Locke in 1669 on the method of medicine

Recently I've been reading Locke's biography by Roger Woolhouse.
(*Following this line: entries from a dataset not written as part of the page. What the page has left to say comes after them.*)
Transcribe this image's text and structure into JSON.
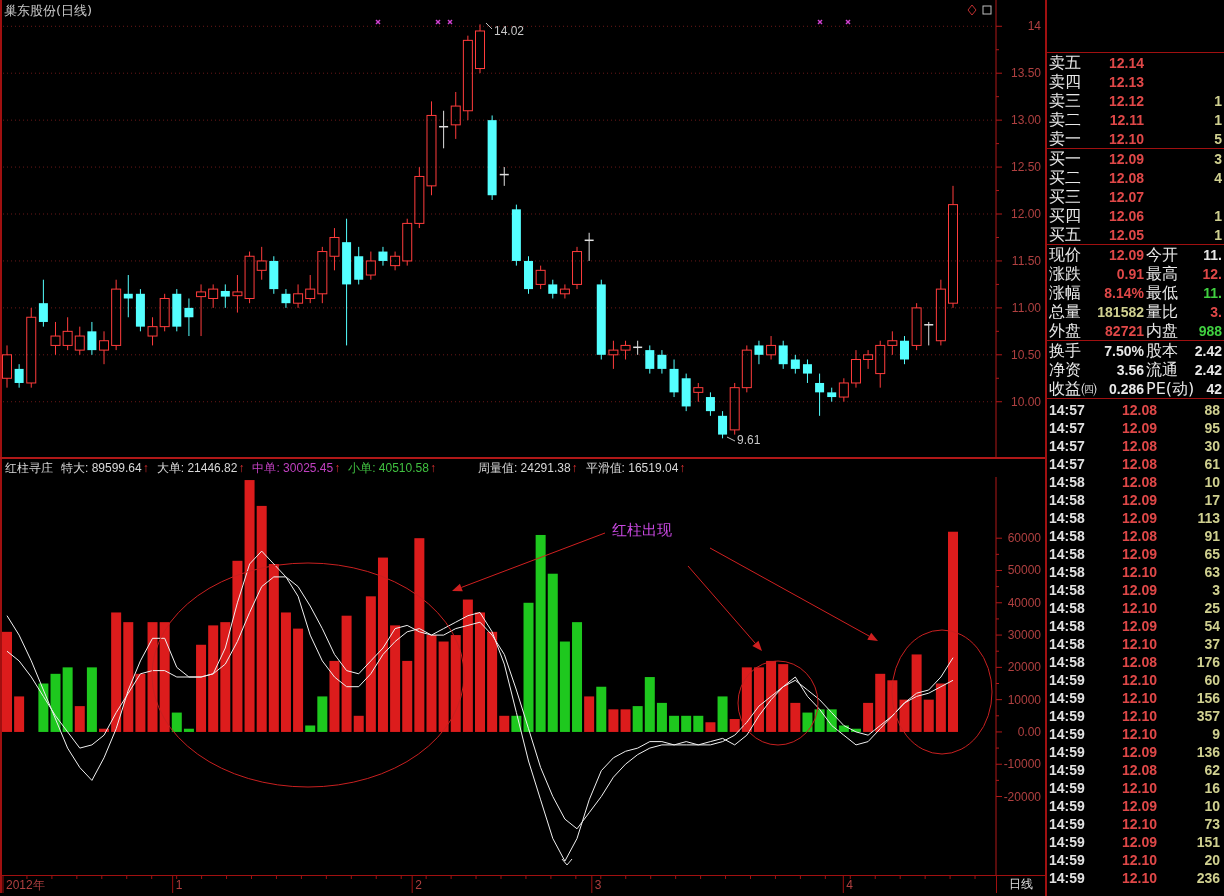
{
  "chart_title": "巢东股份(日线)",
  "price_chart": {
    "high_label": "14.02",
    "low_label": "9.61",
    "chart_data": {
      "type": "candlestick",
      "grid": true,
      "categories": [
        null,
        null,
        null,
        null,
        null,
        null,
        null,
        null,
        null,
        null,
        null,
        null,
        null,
        null,
        null,
        null,
        null,
        null,
        null,
        null,
        null,
        null,
        null,
        null,
        null,
        null,
        null,
        null,
        null,
        null,
        null,
        null,
        null,
        null,
        null,
        null,
        null,
        null,
        null,
        null,
        null,
        null,
        null,
        null,
        null,
        null,
        null,
        null,
        null,
        null,
        null,
        null,
        null,
        null,
        null,
        null,
        null,
        null,
        null,
        null,
        null,
        null,
        null,
        null,
        null,
        null,
        null,
        null,
        null,
        null,
        null,
        null,
        null,
        null,
        null,
        null,
        null,
        null,
        null
      ],
      "ylim": [
        9.39,
        14.28
      ],
      "yticks": [
        {
          "value": 14,
          "label": "14"
        },
        {
          "value": 13.5,
          "label": "13.50"
        },
        {
          "value": 13,
          "label": "13.00"
        },
        {
          "value": 12.5,
          "label": "12.50"
        },
        {
          "value": 12,
          "label": "12.00"
        },
        {
          "value": 11.5,
          "label": "11.50"
        },
        {
          "value": 11,
          "label": "11.00"
        },
        {
          "value": 10.5,
          "label": "10.50"
        },
        {
          "value": 10,
          "label": "10.00"
        }
      ],
      "ohlc": [
        [
          10.25,
          10.6,
          10.15,
          10.5
        ],
        [
          10.35,
          10.4,
          10.15,
          10.2
        ],
        [
          10.2,
          11.0,
          10.15,
          10.9
        ],
        [
          11.05,
          11.3,
          10.8,
          10.85
        ],
        [
          10.6,
          10.85,
          10.5,
          10.7
        ],
        [
          10.6,
          10.9,
          10.55,
          10.75
        ],
        [
          10.55,
          10.8,
          10.5,
          10.7
        ],
        [
          10.75,
          10.85,
          10.5,
          10.55
        ],
        [
          10.55,
          10.75,
          10.4,
          10.65
        ],
        [
          10.6,
          11.3,
          10.55,
          11.2
        ],
        [
          11.15,
          11.35,
          10.9,
          11.1
        ],
        [
          11.15,
          11.2,
          10.75,
          10.8
        ],
        [
          10.7,
          10.9,
          10.6,
          10.8
        ],
        [
          10.8,
          11.15,
          10.75,
          11.1
        ],
        [
          11.15,
          11.2,
          10.75,
          10.8
        ],
        [
          11.0,
          11.1,
          10.7,
          10.9
        ],
        [
          11.12,
          11.25,
          10.7,
          11.17
        ],
        [
          11.1,
          11.25,
          11.0,
          11.2
        ],
        [
          11.18,
          11.25,
          11.0,
          11.12
        ],
        [
          11.13,
          11.35,
          10.95,
          11.17
        ],
        [
          11.1,
          11.6,
          11.05,
          11.55
        ],
        [
          11.4,
          11.65,
          11.3,
          11.5
        ],
        [
          11.5,
          11.55,
          11.15,
          11.2
        ],
        [
          11.15,
          11.2,
          11.0,
          11.05
        ],
        [
          11.05,
          11.25,
          11.0,
          11.15
        ],
        [
          11.1,
          11.35,
          11.05,
          11.2
        ],
        [
          11.15,
          11.65,
          11.05,
          11.6
        ],
        [
          11.55,
          11.85,
          11.4,
          11.75
        ],
        [
          11.7,
          11.95,
          10.6,
          11.25
        ],
        [
          11.55,
          11.65,
          11.25,
          11.3
        ],
        [
          11.35,
          11.6,
          11.3,
          11.5
        ],
        [
          11.6,
          11.65,
          11.45,
          11.5
        ],
        [
          11.45,
          11.6,
          11.4,
          11.55
        ],
        [
          11.5,
          11.95,
          11.45,
          11.9
        ],
        [
          11.9,
          12.5,
          11.85,
          12.4
        ],
        [
          12.3,
          13.2,
          12.2,
          13.05
        ],
        [
          12.93,
          13.1,
          12.7,
          12.93
        ],
        [
          12.95,
          13.3,
          12.8,
          13.15
        ],
        [
          13.1,
          13.9,
          13.0,
          13.85
        ],
        [
          13.55,
          14.02,
          13.5,
          13.95
        ],
        [
          13.0,
          13.05,
          12.15,
          12.2
        ],
        [
          12.42,
          12.5,
          12.3,
          12.42
        ],
        [
          12.05,
          12.1,
          11.45,
          11.5
        ],
        [
          11.5,
          11.55,
          11.15,
          11.2
        ],
        [
          11.25,
          11.45,
          11.2,
          11.4
        ],
        [
          11.25,
          11.3,
          11.1,
          11.15
        ],
        [
          11.15,
          11.25,
          11.1,
          11.2
        ],
        [
          11.25,
          11.65,
          11.2,
          11.6
        ],
        [
          11.72,
          11.8,
          11.5,
          11.72
        ],
        [
          11.25,
          11.3,
          10.45,
          10.5
        ],
        [
          10.5,
          10.65,
          10.35,
          10.55
        ],
        [
          10.55,
          10.65,
          10.45,
          10.6
        ],
        [
          10.58,
          10.65,
          10.5,
          10.58
        ],
        [
          10.55,
          10.6,
          10.3,
          10.35
        ],
        [
          10.5,
          10.55,
          10.3,
          10.35
        ],
        [
          10.35,
          10.45,
          10.05,
          10.1
        ],
        [
          10.25,
          10.3,
          9.9,
          9.95
        ],
        [
          10.1,
          10.2,
          10.0,
          10.15
        ],
        [
          10.05,
          10.1,
          9.85,
          9.9
        ],
        [
          9.85,
          9.9,
          9.61,
          9.65
        ],
        [
          9.7,
          10.2,
          9.65,
          10.15
        ],
        [
          10.15,
          10.6,
          10.1,
          10.55
        ],
        [
          10.6,
          10.65,
          10.4,
          10.5
        ],
        [
          10.5,
          10.7,
          10.45,
          10.6
        ],
        [
          10.6,
          10.65,
          10.35,
          10.4
        ],
        [
          10.45,
          10.5,
          10.3,
          10.35
        ],
        [
          10.4,
          10.45,
          10.2,
          10.3
        ],
        [
          10.2,
          10.3,
          9.85,
          10.1
        ],
        [
          10.1,
          10.15,
          10.0,
          10.05
        ],
        [
          10.05,
          10.25,
          10.0,
          10.2
        ],
        [
          10.2,
          10.55,
          10.15,
          10.45
        ],
        [
          10.45,
          10.55,
          10.35,
          10.5
        ],
        [
          10.3,
          10.65,
          10.15,
          10.6
        ],
        [
          10.6,
          10.75,
          10.5,
          10.65
        ],
        [
          10.65,
          10.7,
          10.4,
          10.45
        ],
        [
          10.6,
          11.05,
          10.55,
          11.0
        ],
        [
          10.82,
          10.85,
          10.6,
          10.82
        ],
        [
          10.65,
          11.3,
          10.6,
          11.2
        ],
        [
          11.05,
          12.3,
          11.0,
          12.1
        ]
      ]
    }
  },
  "indicator": {
    "name": "红柱寻庄",
    "readings": [
      {
        "label": "特大:",
        "value": "89599.64",
        "color": "#d8d8d8",
        "arrow": "↑"
      },
      {
        "label": "大单:",
        "value": "21446.82",
        "color": "#d8d8d8",
        "arrow": "↑"
      },
      {
        "label": "中单:",
        "value": "30025.45",
        "color": "#c040c0",
        "arrow": "↑"
      },
      {
        "label": "小单:",
        "value": "40510.58",
        "color": "#40c040",
        "arrow": "↑"
      },
      {
        "label": "周量值:",
        "value": "24291.38",
        "color": "#d8d8d8",
        "arrow": "↑"
      },
      {
        "label": "平滑值:",
        "value": "16519.04",
        "color": "#d8d8d8",
        "arrow": "↑"
      }
    ],
    "annotation": "红柱出现",
    "chart_data": {
      "type": "bar",
      "categories": [
        null,
        null,
        null,
        null,
        null,
        null,
        null,
        null,
        null,
        null,
        null,
        null,
        null,
        null,
        null,
        null,
        null,
        null,
        null,
        null,
        null,
        null,
        null,
        null,
        null,
        null,
        null,
        null,
        null,
        null,
        null,
        null,
        null,
        null,
        null,
        null,
        null,
        null,
        null,
        null,
        null,
        null,
        null,
        null,
        null,
        null,
        null,
        null,
        null,
        null,
        null,
        null,
        null,
        null,
        null,
        null,
        null,
        null,
        null,
        null,
        null,
        null,
        null,
        null,
        null,
        null,
        null,
        null,
        null,
        null,
        null,
        null,
        null,
        null,
        null,
        null,
        null,
        null,
        null
      ],
      "ylim": [
        -44300,
        78950
      ],
      "yticks": [
        {
          "value": 60000,
          "label": "60000"
        },
        {
          "value": 50000,
          "label": "50000"
        },
        {
          "value": 40000,
          "label": "40000"
        },
        {
          "value": 30000,
          "label": "30000"
        },
        {
          "value": 20000,
          "label": "20000"
        },
        {
          "value": 10000,
          "label": "10000"
        },
        {
          "value": 0,
          "label": "0.00"
        },
        {
          "value": -10000,
          "label": "-10000"
        },
        {
          "value": -20000,
          "label": "-20000"
        }
      ],
      "series": [
        {
          "color": "#dc1c1c",
          "values": [
            31000,
            11000,
            null,
            null,
            null,
            null,
            8000,
            null,
            1000,
            37000,
            34000,
            18000,
            34000,
            34000,
            null,
            null,
            27000,
            33000,
            34000,
            53000,
            78000,
            70000,
            52000,
            37000,
            32000,
            null,
            null,
            22000,
            36000,
            5000,
            42000,
            54000,
            33000,
            22000,
            60000,
            30000,
            28000,
            30000,
            41000,
            37000,
            31000,
            5000,
            null,
            null,
            null,
            null,
            null,
            null,
            11000,
            null,
            7000,
            7000,
            null,
            null,
            null,
            null,
            null,
            null,
            3000,
            null,
            4000,
            20000,
            20000,
            22000,
            21000,
            9000,
            null,
            null,
            null,
            null,
            null,
            9000,
            18000,
            16000,
            10000,
            24000,
            10000,
            15000,
            62000
          ]
        },
        {
          "color": "#1ec81e",
          "values": [
            null,
            null,
            null,
            15000,
            18000,
            20000,
            null,
            20000,
            null,
            null,
            null,
            null,
            null,
            null,
            6000,
            1000,
            null,
            null,
            null,
            null,
            null,
            null,
            null,
            null,
            null,
            2000,
            11000,
            null,
            null,
            null,
            null,
            null,
            null,
            null,
            null,
            null,
            null,
            null,
            null,
            null,
            null,
            null,
            5000,
            40000,
            61000,
            49000,
            28000,
            34000,
            null,
            14000,
            null,
            null,
            8000,
            17000,
            9000,
            5000,
            5000,
            5000,
            null,
            11000,
            null,
            null,
            null,
            null,
            null,
            null,
            6000,
            7000,
            7000,
            2000,
            1000,
            null,
            null,
            null,
            null,
            null,
            null,
            null,
            null
          ]
        },
        {
          "type": "line",
          "color": "#f0f0f0",
          "values": [
            36000,
            30000,
            22000,
            13000,
            4000,
            -5000,
            -11000,
            -15000,
            -8000,
            1000,
            13000,
            22000,
            29000,
            29000,
            20000,
            17000,
            17000,
            18000,
            26000,
            40000,
            52000,
            56000,
            52000,
            48000,
            42000,
            30000,
            22000,
            17000,
            14000,
            14000,
            18000,
            24000,
            28000,
            31000,
            32000,
            30000,
            32000,
            34000,
            36000,
            37000,
            31000,
            21000,
            6000,
            -9000,
            -21000,
            -33000,
            -40000,
            -33000,
            -21000,
            -12000,
            -8000,
            -6000,
            -5000,
            -3000,
            -3000,
            -4000,
            -3000,
            -4000,
            -3000,
            -2000,
            -4000,
            -1000,
            5000,
            10000,
            14000,
            17000,
            11000,
            7000,
            2000,
            -1000,
            -4000,
            -3000,
            1000,
            5000,
            9000,
            12000,
            13000,
            17000,
            23000
          ]
        },
        {
          "type": "line",
          "color": "#f0f0f0",
          "values": [
            25000,
            22000,
            17000,
            11000,
            5000,
            0,
            -5000,
            -4000,
            -1000,
            6000,
            12000,
            18000,
            19000,
            19000,
            17000,
            17000,
            17000,
            18000,
            21000,
            28000,
            37000,
            45000,
            48000,
            48000,
            45000,
            39000,
            32000,
            24000,
            19000,
            18000,
            22000,
            26000,
            32000,
            33000,
            31000,
            30000,
            30000,
            32000,
            33000,
            34000,
            30000,
            24000,
            13000,
            1000,
            -11000,
            -20000,
            -27000,
            -30000,
            -25000,
            -20000,
            -14000,
            -10000,
            -7000,
            -5000,
            -4000,
            -4000,
            -4000,
            -4000,
            -4000,
            -3000,
            -1000,
            3000,
            8000,
            11000,
            14000,
            16000,
            13000,
            10000,
            6000,
            2000,
            0,
            -1000,
            2000,
            5000,
            9000,
            11000,
            12000,
            14000,
            16000
          ]
        }
      ]
    }
  },
  "time_axis": {
    "labels": [
      "2012年",
      "1",
      "2",
      "3",
      "4"
    ],
    "period": "日线"
  },
  "order_book": {
    "asks": [
      {
        "label": "卖五",
        "price": "12.14"
      },
      {
        "label": "卖四",
        "price": "12.13"
      },
      {
        "label": "卖三",
        "price": "12.12",
        "volume": "1"
      },
      {
        "label": "卖二",
        "price": "12.11",
        "volume": "1"
      },
      {
        "label": "卖一",
        "price": "12.10",
        "volume": "5"
      }
    ],
    "bids": [
      {
        "label": "买一",
        "price": "12.09",
        "volume": "3"
      },
      {
        "label": "买二",
        "price": "12.08",
        "volume": "4"
      },
      {
        "label": "买三",
        "price": "12.07"
      },
      {
        "label": "买四",
        "price": "12.06",
        "volume": "1"
      },
      {
        "label": "买五",
        "price": "12.05",
        "volume": "1"
      }
    ]
  },
  "quote": [
    [
      {
        "label": "现价",
        "value": "12.09",
        "color": "#e04848"
      },
      {
        "label": "今开",
        "value": "11.",
        "color": "#e8e8e8"
      }
    ],
    [
      {
        "label": "涨跌",
        "value": "0.91",
        "color": "#e04848"
      },
      {
        "label": "最高",
        "value": "12.",
        "color": "#e04848"
      }
    ],
    [
      {
        "label": "涨幅",
        "value": "8.14%",
        "color": "#e04848"
      },
      {
        "label": "最低",
        "value": "11.",
        "color": "#40d040"
      }
    ],
    [
      {
        "label": "总量",
        "value": "181582",
        "color": "#d0d090"
      },
      {
        "label": "量比",
        "value": "3.",
        "color": "#e04848"
      }
    ],
    [
      {
        "label": "外盘",
        "value": "82721",
        "color": "#e04848"
      },
      {
        "label": "内盘",
        "value": "988",
        "color": "#40d040"
      }
    ]
  ],
  "info": [
    [
      {
        "label": "换手",
        "value": "7.50%"
      },
      {
        "label": "股本",
        "value": "2.42"
      }
    ],
    [
      {
        "label": "净资",
        "value": "3.56"
      },
      {
        "label": "流通",
        "value": "2.42"
      }
    ],
    [
      {
        "label": "收益㈣",
        "value": "0.286"
      },
      {
        "label": "PE(动)",
        "value": "42"
      }
    ]
  ],
  "ticks": [
    {
      "time": "14:57",
      "price": "12.08",
      "volume": "88"
    },
    {
      "time": "14:57",
      "price": "12.09",
      "volume": "95"
    },
    {
      "time": "14:57",
      "price": "12.08",
      "volume": "30"
    },
    {
      "time": "14:57",
      "price": "12.08",
      "volume": "61"
    },
    {
      "time": "14:58",
      "price": "12.08",
      "volume": "10"
    },
    {
      "time": "14:58",
      "price": "12.09",
      "volume": "17"
    },
    {
      "time": "14:58",
      "price": "12.09",
      "volume": "113"
    },
    {
      "time": "14:58",
      "price": "12.08",
      "volume": "91"
    },
    {
      "time": "14:58",
      "price": "12.09",
      "volume": "65"
    },
    {
      "time": "14:58",
      "price": "12.10",
      "volume": "63"
    },
    {
      "time": "14:58",
      "price": "12.09",
      "volume": "3"
    },
    {
      "time": "14:58",
      "price": "12.10",
      "volume": "25"
    },
    {
      "time": "14:58",
      "price": "12.09",
      "volume": "54"
    },
    {
      "time": "14:58",
      "price": "12.10",
      "volume": "37"
    },
    {
      "time": "14:58",
      "price": "12.08",
      "volume": "176"
    },
    {
      "time": "14:59",
      "price": "12.10",
      "volume": "60"
    },
    {
      "time": "14:59",
      "price": "12.10",
      "volume": "156"
    },
    {
      "time": "14:59",
      "price": "12.10",
      "volume": "357"
    },
    {
      "time": "14:59",
      "price": "12.10",
      "volume": "9"
    },
    {
      "time": "14:59",
      "price": "12.09",
      "volume": "136"
    },
    {
      "time": "14:59",
      "price": "12.08",
      "volume": "62"
    },
    {
      "time": "14:59",
      "price": "12.10",
      "volume": "16"
    },
    {
      "time": "14:59",
      "price": "12.09",
      "volume": "10"
    },
    {
      "time": "14:59",
      "price": "12.10",
      "volume": "73"
    },
    {
      "time": "14:59",
      "price": "12.09",
      "volume": "151"
    },
    {
      "time": "14:59",
      "price": "12.10",
      "volume": "20"
    },
    {
      "time": "14:59",
      "price": "12.10",
      "volume": "236"
    }
  ]
}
On p. 94 the discussion is on his manuscript de Arte medica:

"He that thinks he came to be skilled in diseases by studying the doctrine of the humours, that the notions of obstructions and putrefaction assist him in the cure of fevers, or that by the acquaintance he has with sulphur and mercury he was led into this useful discovery that what medicines and regimen as certainly kill in the latter end of some fevers as they cure in others, may as rationally believe that his cook owes his skill in roasting and boiling to his study of the elements, and that his speculations about fire and water have taught him that the same seething liquor that boils the egg hard makes the hen tender." - Locke 1669: 223, 225
Written on October 30, 2012